ACTIVITY: Search the data for the string "warning" and copy each line in which it appears.

PROVIDED INFORMATION:
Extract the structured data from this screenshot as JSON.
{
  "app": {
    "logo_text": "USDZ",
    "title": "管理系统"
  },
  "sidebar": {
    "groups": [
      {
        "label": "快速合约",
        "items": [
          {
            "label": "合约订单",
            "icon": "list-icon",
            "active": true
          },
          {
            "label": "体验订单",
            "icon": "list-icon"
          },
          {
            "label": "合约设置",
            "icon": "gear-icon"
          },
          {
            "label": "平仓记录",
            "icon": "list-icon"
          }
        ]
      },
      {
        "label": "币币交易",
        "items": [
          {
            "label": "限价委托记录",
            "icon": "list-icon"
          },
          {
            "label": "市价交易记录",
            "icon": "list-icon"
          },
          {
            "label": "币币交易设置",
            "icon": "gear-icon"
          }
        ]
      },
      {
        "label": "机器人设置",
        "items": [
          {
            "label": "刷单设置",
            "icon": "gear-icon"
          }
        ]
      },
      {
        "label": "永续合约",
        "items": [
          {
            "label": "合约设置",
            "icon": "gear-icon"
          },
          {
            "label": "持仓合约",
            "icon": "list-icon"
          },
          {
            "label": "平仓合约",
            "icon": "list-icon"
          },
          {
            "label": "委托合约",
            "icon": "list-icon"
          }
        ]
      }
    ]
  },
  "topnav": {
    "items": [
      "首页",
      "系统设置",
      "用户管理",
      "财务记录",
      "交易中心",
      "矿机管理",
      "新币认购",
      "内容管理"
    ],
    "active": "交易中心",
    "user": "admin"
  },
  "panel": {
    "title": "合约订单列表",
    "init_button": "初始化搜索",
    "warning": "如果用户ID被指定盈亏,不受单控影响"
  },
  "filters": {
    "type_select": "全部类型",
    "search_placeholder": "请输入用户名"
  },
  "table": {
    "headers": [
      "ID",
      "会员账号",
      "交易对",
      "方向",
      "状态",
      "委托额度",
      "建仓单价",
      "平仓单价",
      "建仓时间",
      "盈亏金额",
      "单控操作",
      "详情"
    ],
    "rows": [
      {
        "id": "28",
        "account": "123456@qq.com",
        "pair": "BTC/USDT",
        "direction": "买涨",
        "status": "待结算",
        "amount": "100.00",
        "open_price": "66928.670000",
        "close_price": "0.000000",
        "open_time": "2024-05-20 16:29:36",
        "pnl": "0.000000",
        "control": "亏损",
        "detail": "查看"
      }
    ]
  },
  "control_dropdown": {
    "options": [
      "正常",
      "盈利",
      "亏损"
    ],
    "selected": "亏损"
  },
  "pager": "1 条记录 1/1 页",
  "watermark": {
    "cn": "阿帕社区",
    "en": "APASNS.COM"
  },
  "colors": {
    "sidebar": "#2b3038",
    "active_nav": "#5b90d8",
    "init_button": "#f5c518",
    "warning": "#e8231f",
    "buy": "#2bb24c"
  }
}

SOLUTION:
    "warning": "如果用户ID被指定盈亏,不受单控影响"
    "warning": "#e8231f",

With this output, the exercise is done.